:: EXTRACTED ENTRIES

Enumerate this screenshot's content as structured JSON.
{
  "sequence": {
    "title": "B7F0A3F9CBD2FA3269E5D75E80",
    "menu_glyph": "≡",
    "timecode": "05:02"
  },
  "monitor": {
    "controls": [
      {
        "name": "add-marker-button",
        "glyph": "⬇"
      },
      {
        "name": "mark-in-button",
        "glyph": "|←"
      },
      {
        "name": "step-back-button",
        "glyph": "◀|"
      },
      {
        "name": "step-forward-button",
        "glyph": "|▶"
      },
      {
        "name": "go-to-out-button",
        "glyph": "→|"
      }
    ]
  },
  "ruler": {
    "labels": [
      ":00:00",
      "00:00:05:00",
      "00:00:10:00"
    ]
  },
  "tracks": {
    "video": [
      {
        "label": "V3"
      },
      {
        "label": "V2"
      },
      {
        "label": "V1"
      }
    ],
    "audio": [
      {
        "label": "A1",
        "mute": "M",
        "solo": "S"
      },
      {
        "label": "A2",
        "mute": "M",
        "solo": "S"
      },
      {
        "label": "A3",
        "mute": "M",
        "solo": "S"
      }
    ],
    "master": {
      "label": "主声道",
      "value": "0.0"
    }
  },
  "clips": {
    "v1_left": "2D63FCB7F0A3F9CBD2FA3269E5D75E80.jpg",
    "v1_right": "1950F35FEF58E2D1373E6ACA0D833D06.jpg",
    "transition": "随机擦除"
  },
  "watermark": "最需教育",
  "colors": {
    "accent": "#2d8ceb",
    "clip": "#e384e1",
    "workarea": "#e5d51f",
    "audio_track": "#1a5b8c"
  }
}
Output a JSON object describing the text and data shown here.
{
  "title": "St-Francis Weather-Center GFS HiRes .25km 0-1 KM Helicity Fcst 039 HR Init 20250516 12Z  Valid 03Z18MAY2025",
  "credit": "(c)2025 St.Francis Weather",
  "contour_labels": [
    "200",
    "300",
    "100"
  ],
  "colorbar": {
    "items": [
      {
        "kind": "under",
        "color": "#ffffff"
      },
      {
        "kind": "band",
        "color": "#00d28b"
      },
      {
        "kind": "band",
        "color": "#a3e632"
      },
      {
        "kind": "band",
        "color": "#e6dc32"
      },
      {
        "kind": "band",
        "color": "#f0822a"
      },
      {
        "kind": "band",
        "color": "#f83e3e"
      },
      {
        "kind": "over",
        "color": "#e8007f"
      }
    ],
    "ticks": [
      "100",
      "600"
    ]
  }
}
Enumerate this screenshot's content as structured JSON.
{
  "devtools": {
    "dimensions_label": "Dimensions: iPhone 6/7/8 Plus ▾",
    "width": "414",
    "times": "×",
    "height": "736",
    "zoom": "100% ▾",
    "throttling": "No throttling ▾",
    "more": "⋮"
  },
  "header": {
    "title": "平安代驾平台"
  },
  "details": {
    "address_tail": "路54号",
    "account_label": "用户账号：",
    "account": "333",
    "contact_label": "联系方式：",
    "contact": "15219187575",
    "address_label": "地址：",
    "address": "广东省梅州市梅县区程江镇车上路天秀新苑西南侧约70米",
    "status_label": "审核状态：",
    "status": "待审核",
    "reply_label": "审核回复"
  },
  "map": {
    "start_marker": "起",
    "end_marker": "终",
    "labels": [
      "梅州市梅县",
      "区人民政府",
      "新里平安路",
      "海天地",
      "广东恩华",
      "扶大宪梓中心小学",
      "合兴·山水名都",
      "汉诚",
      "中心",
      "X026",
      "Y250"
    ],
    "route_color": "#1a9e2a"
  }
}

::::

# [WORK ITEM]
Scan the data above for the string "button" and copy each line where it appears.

# [PROBLEM SOLUTION]
        "name": "add-marker-button",
        "name": "mark-in-button",
        "name": "step-back-button",
        "name": "step-forward-button",
        "name": "go-to-out-button",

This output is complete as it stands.